If you’re experiencing hiring inconsistencies in your physician’s office or healthcare facility, it may be a sign you’re ready to partner with a healthcare recruiter. Inconsistencies might include some pre-screening steps for certain roles, but not all roles. They can present in the form of gaps in onboarding or job listing marketing efforts, too. These types of inconsistencies can negatively impact your organization’s brand based on hit-and-miss discrepancies or infrequent online visibility. Having a recruiting partner means having a constant presence in the hiring environment, online and among candidate professionals, whether you need them or not. And this consistency, especially over time, can make finding and hiring the professionals you need much quicker.

6. You Are Struggling to Attract Candidates Beyond Your Backyard

Sometimes, regionally-based facilities that do great with attracting new talent locally will struggle to recruit abroad. And by abroad, we mean outside of the immediate community or even state.
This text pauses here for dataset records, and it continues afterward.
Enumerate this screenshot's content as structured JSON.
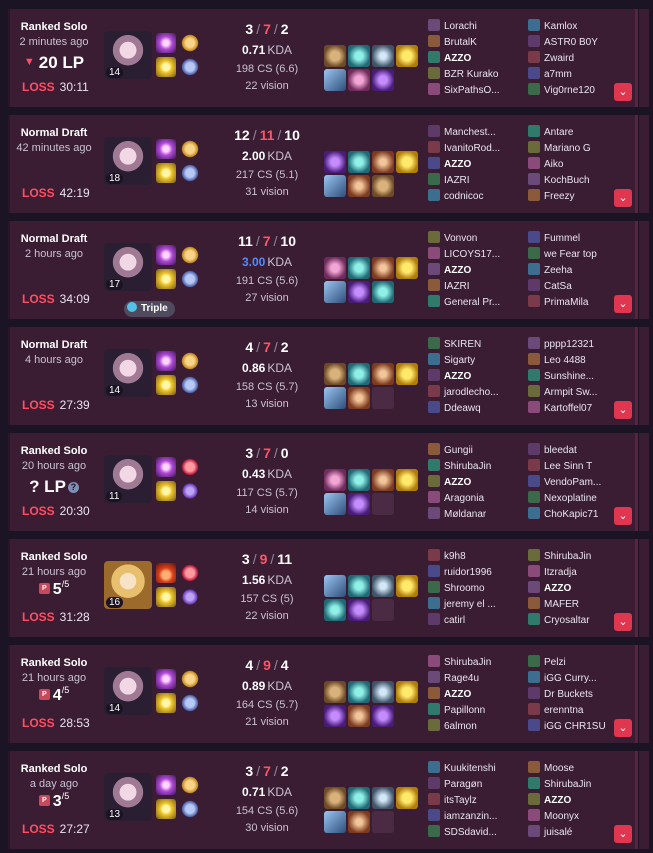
{
  "matches": [
    {
      "mode": "Ranked Solo",
      "ago": "2 minutes ago",
      "lp": {
        "kind": "change",
        "arrow": "▼",
        "text": "20 LP"
      },
      "result": "LOSS",
      "duration": "30:11",
      "champion": {
        "icon": "irelia-portrait-icon",
        "level": "14"
      },
      "spells": [
        "teleport-icon",
        "flash-icon"
      ],
      "runes": [
        "conqueror-icon",
        "resolve-tree-icon"
      ],
      "kills": "3",
      "deaths": "7",
      "assists": "2",
      "kda": "0.71",
      "kda_label": "KDA",
      "kda_color": "#ffffff",
      "cs": "198 CS (6.6)",
      "vision": "22 vision",
      "items": [
        "c0",
        "c1",
        "c2",
        "c3",
        "c4",
        "c5",
        "c6",
        "empty"
      ],
      "team1": [
        "Lorachi",
        "BrutalK",
        "AZZO",
        "BZR Kurako",
        "SixPathsO..."
      ],
      "team2": [
        "Kamlox",
        "ASTR0 B0Y",
        "Zwaird",
        "a7mm",
        "Vig0rne120"
      ]
    },
    {
      "mode": "Normal Draft",
      "ago": "42 minutes ago",
      "lp": {
        "kind": "none"
      },
      "result": "LOSS",
      "duration": "42:19",
      "champion": {
        "icon": "irelia-portrait-icon",
        "level": "18"
      },
      "spells": [
        "teleport-icon",
        "flash-icon"
      ],
      "runes": [
        "conqueror-icon",
        "resolve-tree-icon"
      ],
      "kills": "12",
      "deaths": "11",
      "assists": "10",
      "kda": "2.00",
      "kda_label": "KDA",
      "kda_color": "#ffffff",
      "cs": "217 CS (5.1)",
      "vision": "31 vision",
      "items": [
        "c6",
        "c1",
        "c7",
        "c3",
        "c4",
        "c7",
        "c0",
        "empty"
      ],
      "team1": [
        "Manchest...",
        "IvanitoRod...",
        "AZZO",
        "IAZRI",
        "codnicoc"
      ],
      "team2": [
        "Antare",
        "Mariano G",
        "Aiko",
        "KochBuch",
        "Freezy"
      ]
    },
    {
      "mode": "Normal Draft",
      "ago": "2 hours ago",
      "lp": {
        "kind": "none"
      },
      "multikill": "Triple",
      "result": "LOSS",
      "duration": "34:09",
      "champion": {
        "icon": "irelia-portrait-icon",
        "level": "17"
      },
      "spells": [
        "teleport-icon",
        "flash-icon"
      ],
      "runes": [
        "conqueror-icon",
        "resolve-tree-icon"
      ],
      "kills": "11",
      "deaths": "7",
      "assists": "10",
      "kda": "3.00",
      "kda_label": "KDA",
      "kda_color": "#4f8cff",
      "cs": "191 CS (5.6)",
      "vision": "27 vision",
      "items": [
        "c5",
        "c1",
        "c7",
        "c3",
        "c4",
        "c6",
        "c1",
        "empty"
      ],
      "team1": [
        "Vonvon",
        "LICOYS17...",
        "AZZO",
        "IAZRI",
        "General Pr..."
      ],
      "team2": [
        "Fummel",
        "we Fear top",
        "Zeeha",
        "CatSa",
        "PrimaMila"
      ]
    },
    {
      "mode": "Normal Draft",
      "ago": "4 hours ago",
      "lp": {
        "kind": "none"
      },
      "result": "LOSS",
      "duration": "27:39",
      "champion": {
        "icon": "irelia-portrait-icon",
        "level": "14"
      },
      "spells": [
        "teleport-icon",
        "flash-icon"
      ],
      "runes": [
        "conqueror-icon",
        "resolve-tree-icon"
      ],
      "kills": "4",
      "deaths": "7",
      "assists": "2",
      "kda": "0.86",
      "kda_label": "KDA",
      "kda_color": "#ffffff",
      "cs": "158 CS (5.7)",
      "vision": "13 vision",
      "items": [
        "c0",
        "c1",
        "c7",
        "c3",
        "c4",
        "c7",
        "empty",
        "empty"
      ],
      "team1": [
        "SKIREN",
        "Sigarty",
        "AZZO",
        "jarodlecho...",
        "Ddeawq"
      ],
      "team2": [
        "pppp12321",
        "Leo 4488",
        "Sunshine...",
        "Armpit Sw...",
        "Kartoffel07"
      ]
    },
    {
      "mode": "Ranked Solo",
      "ago": "20 hours ago",
      "lp": {
        "kind": "unknown",
        "text": "? LP",
        "icon": "?"
      },
      "result": "LOSS",
      "duration": "20:30",
      "champion": {
        "icon": "irelia-portrait-icon",
        "level": "11"
      },
      "spells": [
        "teleport-icon",
        "flash-icon"
      ],
      "runes": [
        "electrocute-icon",
        "domination-tree-icon"
      ],
      "kills": "3",
      "deaths": "7",
      "assists": "0",
      "kda": "0.43",
      "kda_label": "KDA",
      "kda_color": "#ffffff",
      "cs": "117 CS (5.7)",
      "vision": "14 vision",
      "items": [
        "c5",
        "c1",
        "c7",
        "c3",
        "c4",
        "c6",
        "empty",
        "empty"
      ],
      "team1": [
        "Gungii",
        "ShirubaJin",
        "AZZO",
        "Aragonia",
        "Møldanar"
      ],
      "team2": [
        "bleedat",
        "Lee Sinn T",
        "VendoPam...",
        "Nexoplatine",
        "ChoKapic71"
      ]
    },
    {
      "mode": "Ranked Solo",
      "ago": "21 hours ago",
      "lp": {
        "kind": "promo",
        "badge": "P",
        "num": "5",
        "den": "/5"
      },
      "result": "LOSS",
      "duration": "31:28",
      "champion": {
        "icon": "lux-portrait-icon",
        "level": "16"
      },
      "spells": [
        "ignite-icon",
        "flash-icon"
      ],
      "runes": [
        "electrocute-icon",
        "domination-tree-icon"
      ],
      "kills": "3",
      "deaths": "9",
      "assists": "11",
      "kda": "1.56",
      "kda_label": "KDA",
      "kda_color": "#ffffff",
      "cs": "157 CS (5)",
      "vision": "22 vision",
      "items": [
        "c4",
        "c1",
        "c2",
        "c3",
        "c1",
        "c6",
        "empty",
        "empty"
      ],
      "team1": [
        "k9h8",
        "ruidor1996",
        "Shroomo",
        "jeremy el ...",
        "catirl"
      ],
      "team2": [
        "ShirubaJin",
        "Itzradja",
        "AZZO",
        "MAFER",
        "Cryosaltar"
      ]
    },
    {
      "mode": "Ranked Solo",
      "ago": "21 hours ago",
      "lp": {
        "kind": "promo",
        "badge": "P",
        "num": "4",
        "den": "/5"
      },
      "result": "LOSS",
      "duration": "28:53",
      "champion": {
        "icon": "irelia-portrait-icon",
        "level": "14"
      },
      "spells": [
        "teleport-icon",
        "flash-icon"
      ],
      "runes": [
        "conqueror-icon",
        "resolve-tree-icon"
      ],
      "kills": "4",
      "deaths": "9",
      "assists": "4",
      "kda": "0.89",
      "kda_label": "KDA",
      "kda_color": "#ffffff",
      "cs": "164 CS (5.7)",
      "vision": "21 vision",
      "items": [
        "c0",
        "c1",
        "c2",
        "c3",
        "c6",
        "c7",
        "c6",
        "empty"
      ],
      "team1": [
        "ShirubaJin",
        "Rage4u",
        "AZZO",
        "Papillonn",
        "6almon"
      ],
      "team2": [
        "Pelzi",
        "iGG Curry...",
        "Dr Buckets",
        "erenntna",
        "iGG CHR1SU"
      ]
    },
    {
      "mode": "Ranked Solo",
      "ago": "a day ago",
      "lp": {
        "kind": "promo",
        "badge": "P",
        "num": "3",
        "den": "/5"
      },
      "result": "LOSS",
      "duration": "27:27",
      "champion": {
        "icon": "irelia-portrait-icon",
        "level": "13"
      },
      "spells": [
        "teleport-icon",
        "flash-icon"
      ],
      "runes": [
        "conqueror-icon",
        "resolve-tree-icon"
      ],
      "kills": "3",
      "deaths": "7",
      "assists": "2",
      "kda": "0.71",
      "kda_label": "KDA",
      "kda_color": "#ffffff",
      "cs": "154 CS (5.6)",
      "vision": "30 vision",
      "items": [
        "c0",
        "c1",
        "c2",
        "c3",
        "c4",
        "c7",
        "empty",
        "empty"
      ],
      "team1": [
        "Kuukitenshi",
        "Paragøn",
        "itsTaylz",
        "iamzanzin...",
        "SDSdavid..."
      ],
      "team2": [
        "Moose",
        "ShirubaJin",
        "AZZO",
        "Moonyx",
        "juisalé"
      ]
    }
  ],
  "player_name": "AZZO",
  "expand_icon": "chevron-down-icon",
  "colors": {
    "loss": "#ff4e64",
    "card": "#3a1d33",
    "background": "#1a1424",
    "expand": "#e0364f"
  }
}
There could be incredible candidates for your healthcare roles out there you can’t reach simply because of your more localized efforts. If your candidate pools and healthcare applicants seem to all be from your own neck of the woods, you might be ready to partner with a healthcare recruiter. Professional recruiters have connections coast to coast with thousands of top-talent medical specialists, nurses, doctors, and surgeons. Tap into a greater pool of hiring potential with the right healthcare recruiting partner.

If any of these hiring scenarios resonate with you, let InSync Healthcare Recruiters help! Our professional recruiters specialize in filling critical healthcare-related roles and can help you bridge your gaps, as well!